[mercury-users] Loop optimisation and predicate specialisation and stuff.
fjh at cs.mu.oz.au
Mon Dec 22 22:39:36 AEDT 1997
[This thread is regarding optimization of the following example:
:- pred foo(int, int, list(int), int).
:- mode foo(in, in, in, out) is det.
foo(_, , C, C).
foo(A, [B | Bs], C0, C) :-
X = f(A), % f/1 is a det function.
C1 = g(X, B, C0),
foo(A, Bs, C1, C).
On 22-Dec-1997, Peter Moulder <reiter at netspace.net.au> wrote:
> Andrew Bromage <bromage at cs.mu.OZ.AU> writes:
> > however there is a semantic "gotcha".
> > Suppose:
> > f(A) = 100/A.
> Yes, but this is just a quality-of-implementation issue.
> Implementations are allowed to be incomplete
> (*see (mercury_ref)Semantics::, and Fergus' (?) recent post describing
> the semantics of error/1).
You are correct.
However, the optimization would not be allowed if the user invoked the
implementation in a mode which disallowed reordering,
and every implementation must provide such a mode.
Also, if the loop had used an if-then-else rather than a switch,
then the optimization would not be allowed (the reference manual
is a bit vague on this point, but our intent has always been that
an implementation must evaluate the condition of an if-then-elses
before evaluating the `then' or the `else' branches).
Furthermore, my observation is that a fairly significant portion of
existing Mercury code assumes that code in a failing branch of a
switch will not be executed.
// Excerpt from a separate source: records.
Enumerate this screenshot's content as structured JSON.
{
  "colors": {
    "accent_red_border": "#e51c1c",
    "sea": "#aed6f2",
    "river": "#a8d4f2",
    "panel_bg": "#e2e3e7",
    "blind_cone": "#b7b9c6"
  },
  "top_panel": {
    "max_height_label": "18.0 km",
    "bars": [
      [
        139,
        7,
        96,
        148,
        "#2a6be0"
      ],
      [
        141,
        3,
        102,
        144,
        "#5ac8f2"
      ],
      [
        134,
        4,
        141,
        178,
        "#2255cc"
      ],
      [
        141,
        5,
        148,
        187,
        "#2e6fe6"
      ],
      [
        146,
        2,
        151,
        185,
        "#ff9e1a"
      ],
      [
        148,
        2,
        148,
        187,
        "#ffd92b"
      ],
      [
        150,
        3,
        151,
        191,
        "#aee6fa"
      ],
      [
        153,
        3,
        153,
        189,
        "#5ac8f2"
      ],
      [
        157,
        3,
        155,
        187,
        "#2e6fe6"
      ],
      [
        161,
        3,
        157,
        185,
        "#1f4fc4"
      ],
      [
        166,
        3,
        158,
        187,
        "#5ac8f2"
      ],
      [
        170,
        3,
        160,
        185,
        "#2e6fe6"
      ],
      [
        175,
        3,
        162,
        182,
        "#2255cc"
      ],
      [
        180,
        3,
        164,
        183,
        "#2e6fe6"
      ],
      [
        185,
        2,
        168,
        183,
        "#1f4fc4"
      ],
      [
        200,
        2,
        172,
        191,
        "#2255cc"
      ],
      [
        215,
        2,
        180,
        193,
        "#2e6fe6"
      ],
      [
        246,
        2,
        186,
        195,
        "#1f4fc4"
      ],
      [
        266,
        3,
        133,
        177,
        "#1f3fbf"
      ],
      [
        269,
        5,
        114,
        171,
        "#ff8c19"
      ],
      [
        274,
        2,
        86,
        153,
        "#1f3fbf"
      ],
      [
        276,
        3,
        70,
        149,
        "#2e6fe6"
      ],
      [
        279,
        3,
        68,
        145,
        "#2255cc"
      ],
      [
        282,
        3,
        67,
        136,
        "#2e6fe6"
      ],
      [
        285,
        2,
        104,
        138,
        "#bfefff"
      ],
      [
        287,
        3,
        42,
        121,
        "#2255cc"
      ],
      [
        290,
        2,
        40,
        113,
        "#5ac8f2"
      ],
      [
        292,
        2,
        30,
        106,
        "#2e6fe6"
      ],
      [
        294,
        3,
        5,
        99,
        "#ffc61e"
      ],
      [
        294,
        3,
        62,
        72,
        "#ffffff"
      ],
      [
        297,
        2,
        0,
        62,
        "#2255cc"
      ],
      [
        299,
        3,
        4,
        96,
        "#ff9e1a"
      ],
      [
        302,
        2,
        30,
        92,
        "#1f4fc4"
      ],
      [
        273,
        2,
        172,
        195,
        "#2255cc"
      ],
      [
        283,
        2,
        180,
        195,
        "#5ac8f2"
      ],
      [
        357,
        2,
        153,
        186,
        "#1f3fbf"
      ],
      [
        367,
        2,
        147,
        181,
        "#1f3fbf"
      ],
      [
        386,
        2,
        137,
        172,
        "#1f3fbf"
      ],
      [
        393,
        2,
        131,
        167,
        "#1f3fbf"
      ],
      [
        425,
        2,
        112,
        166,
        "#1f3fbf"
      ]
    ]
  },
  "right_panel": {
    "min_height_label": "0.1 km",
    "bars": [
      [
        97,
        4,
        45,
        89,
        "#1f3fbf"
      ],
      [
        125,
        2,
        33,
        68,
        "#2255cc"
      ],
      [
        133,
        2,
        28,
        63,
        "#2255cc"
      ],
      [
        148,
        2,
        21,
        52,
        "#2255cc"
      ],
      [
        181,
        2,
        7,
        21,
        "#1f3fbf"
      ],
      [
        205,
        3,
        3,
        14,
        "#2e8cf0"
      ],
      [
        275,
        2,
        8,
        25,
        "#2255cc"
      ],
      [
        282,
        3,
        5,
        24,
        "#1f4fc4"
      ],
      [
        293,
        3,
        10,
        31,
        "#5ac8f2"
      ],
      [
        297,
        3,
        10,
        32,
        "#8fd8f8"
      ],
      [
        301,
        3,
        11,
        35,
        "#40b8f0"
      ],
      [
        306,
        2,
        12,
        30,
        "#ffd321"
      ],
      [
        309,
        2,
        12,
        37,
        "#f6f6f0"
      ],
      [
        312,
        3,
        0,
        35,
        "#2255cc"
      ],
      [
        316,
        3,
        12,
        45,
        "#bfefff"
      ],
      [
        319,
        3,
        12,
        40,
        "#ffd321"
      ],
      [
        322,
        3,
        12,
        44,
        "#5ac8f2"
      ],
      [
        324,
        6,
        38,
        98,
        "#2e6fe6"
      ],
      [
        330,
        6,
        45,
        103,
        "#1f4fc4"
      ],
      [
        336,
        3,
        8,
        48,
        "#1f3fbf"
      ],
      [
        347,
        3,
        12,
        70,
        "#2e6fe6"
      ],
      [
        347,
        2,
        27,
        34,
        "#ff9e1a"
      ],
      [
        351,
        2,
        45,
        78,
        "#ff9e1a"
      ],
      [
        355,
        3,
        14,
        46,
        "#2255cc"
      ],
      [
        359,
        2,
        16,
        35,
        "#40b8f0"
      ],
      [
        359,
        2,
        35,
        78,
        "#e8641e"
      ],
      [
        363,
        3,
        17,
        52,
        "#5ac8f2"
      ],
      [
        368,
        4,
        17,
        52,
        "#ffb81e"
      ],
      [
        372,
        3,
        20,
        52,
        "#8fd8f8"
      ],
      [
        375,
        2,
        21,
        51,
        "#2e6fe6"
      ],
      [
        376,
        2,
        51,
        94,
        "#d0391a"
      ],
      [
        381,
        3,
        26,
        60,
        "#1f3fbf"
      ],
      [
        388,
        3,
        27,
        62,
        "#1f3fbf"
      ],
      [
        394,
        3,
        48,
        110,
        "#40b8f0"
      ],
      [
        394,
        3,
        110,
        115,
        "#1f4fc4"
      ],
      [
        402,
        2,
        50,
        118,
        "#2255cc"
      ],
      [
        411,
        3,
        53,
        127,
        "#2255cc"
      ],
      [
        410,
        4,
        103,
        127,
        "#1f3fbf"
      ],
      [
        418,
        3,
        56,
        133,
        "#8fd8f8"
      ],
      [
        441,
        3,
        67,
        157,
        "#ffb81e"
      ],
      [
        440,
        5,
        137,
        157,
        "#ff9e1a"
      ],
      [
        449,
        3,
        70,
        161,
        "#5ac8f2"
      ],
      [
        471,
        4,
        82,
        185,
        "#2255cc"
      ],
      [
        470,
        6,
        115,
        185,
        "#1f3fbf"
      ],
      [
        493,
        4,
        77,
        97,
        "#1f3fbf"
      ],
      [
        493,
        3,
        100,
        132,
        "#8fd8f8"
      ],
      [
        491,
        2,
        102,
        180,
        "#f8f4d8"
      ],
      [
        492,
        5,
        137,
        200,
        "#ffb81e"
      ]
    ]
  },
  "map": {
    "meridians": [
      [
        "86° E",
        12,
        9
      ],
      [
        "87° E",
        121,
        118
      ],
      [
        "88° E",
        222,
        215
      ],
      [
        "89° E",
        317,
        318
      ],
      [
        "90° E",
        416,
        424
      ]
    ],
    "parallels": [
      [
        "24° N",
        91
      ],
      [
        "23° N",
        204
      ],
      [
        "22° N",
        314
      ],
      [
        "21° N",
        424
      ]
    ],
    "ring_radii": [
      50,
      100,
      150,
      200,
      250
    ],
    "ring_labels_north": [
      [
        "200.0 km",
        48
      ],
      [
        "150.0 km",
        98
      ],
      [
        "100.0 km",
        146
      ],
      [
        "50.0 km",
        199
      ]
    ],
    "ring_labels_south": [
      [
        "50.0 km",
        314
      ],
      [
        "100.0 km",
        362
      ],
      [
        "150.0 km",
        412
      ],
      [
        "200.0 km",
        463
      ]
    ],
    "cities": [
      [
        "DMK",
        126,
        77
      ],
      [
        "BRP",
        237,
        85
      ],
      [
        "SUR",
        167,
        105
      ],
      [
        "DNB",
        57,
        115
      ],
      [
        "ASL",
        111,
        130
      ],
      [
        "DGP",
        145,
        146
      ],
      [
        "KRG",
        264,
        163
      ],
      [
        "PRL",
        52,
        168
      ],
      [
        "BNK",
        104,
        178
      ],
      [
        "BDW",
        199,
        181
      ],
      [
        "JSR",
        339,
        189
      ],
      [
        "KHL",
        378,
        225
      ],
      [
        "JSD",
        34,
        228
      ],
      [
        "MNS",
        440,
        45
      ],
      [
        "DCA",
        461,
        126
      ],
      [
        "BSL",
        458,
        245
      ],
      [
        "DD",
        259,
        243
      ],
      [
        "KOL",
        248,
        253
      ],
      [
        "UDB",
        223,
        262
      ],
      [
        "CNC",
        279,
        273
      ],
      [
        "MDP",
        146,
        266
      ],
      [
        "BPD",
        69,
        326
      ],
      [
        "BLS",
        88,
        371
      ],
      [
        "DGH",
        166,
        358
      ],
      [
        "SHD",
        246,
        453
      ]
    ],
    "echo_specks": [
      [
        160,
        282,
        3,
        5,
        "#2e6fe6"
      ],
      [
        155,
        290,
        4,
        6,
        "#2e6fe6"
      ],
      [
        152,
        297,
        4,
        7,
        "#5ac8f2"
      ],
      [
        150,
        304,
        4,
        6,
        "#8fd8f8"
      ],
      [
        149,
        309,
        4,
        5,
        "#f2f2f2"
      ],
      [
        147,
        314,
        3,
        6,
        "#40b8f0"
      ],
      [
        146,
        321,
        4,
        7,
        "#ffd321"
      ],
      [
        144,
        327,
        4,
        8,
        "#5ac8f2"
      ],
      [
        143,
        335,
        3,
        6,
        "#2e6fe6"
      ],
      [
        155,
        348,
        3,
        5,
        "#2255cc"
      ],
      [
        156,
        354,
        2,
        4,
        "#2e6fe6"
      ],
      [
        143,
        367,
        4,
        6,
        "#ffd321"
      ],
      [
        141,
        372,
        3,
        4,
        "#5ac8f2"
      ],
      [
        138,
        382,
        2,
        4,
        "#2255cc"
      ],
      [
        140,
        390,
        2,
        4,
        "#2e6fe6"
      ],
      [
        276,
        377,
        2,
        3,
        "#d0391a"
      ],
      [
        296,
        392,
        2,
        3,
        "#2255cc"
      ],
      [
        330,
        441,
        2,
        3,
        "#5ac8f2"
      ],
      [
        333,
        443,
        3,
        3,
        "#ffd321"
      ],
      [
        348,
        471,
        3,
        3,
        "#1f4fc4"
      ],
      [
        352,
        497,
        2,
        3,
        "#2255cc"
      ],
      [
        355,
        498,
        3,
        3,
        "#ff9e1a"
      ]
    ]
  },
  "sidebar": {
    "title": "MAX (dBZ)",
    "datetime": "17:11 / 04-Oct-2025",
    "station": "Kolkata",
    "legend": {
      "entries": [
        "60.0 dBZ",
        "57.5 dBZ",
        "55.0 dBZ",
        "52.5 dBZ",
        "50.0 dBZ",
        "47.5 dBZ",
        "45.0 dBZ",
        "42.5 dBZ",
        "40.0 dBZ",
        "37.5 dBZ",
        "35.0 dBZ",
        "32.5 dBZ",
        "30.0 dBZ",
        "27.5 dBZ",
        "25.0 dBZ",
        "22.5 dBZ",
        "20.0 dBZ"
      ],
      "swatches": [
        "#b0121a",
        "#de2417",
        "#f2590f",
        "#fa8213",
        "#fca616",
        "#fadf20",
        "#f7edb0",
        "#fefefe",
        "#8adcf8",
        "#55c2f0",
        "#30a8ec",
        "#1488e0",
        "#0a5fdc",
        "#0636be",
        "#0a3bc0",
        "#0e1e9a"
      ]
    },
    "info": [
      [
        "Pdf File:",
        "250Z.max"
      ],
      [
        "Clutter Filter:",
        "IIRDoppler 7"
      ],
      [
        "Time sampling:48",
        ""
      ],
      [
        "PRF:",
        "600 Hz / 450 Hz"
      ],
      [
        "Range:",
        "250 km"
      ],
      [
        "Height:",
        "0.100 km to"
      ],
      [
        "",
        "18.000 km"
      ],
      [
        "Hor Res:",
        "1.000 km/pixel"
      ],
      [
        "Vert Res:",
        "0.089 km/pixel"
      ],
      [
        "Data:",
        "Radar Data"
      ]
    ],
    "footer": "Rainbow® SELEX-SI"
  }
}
So performing optimizations that violate
this assumption would not be good quality-of-implementation, IMHO.
Perhaps we should in fact change the reference manual to guarantee that
this assumption holds.
Fergus Henderson <fjh at cs.mu.oz.au> | "I have always known that the pursuit
WWW: <http://www.cs.mu.oz.au/~fjh> | of excellence is a lethal habit"
PGP: finger fjh at 126.96.36.199 | -- the last words of T. S. Garp.
More information about the users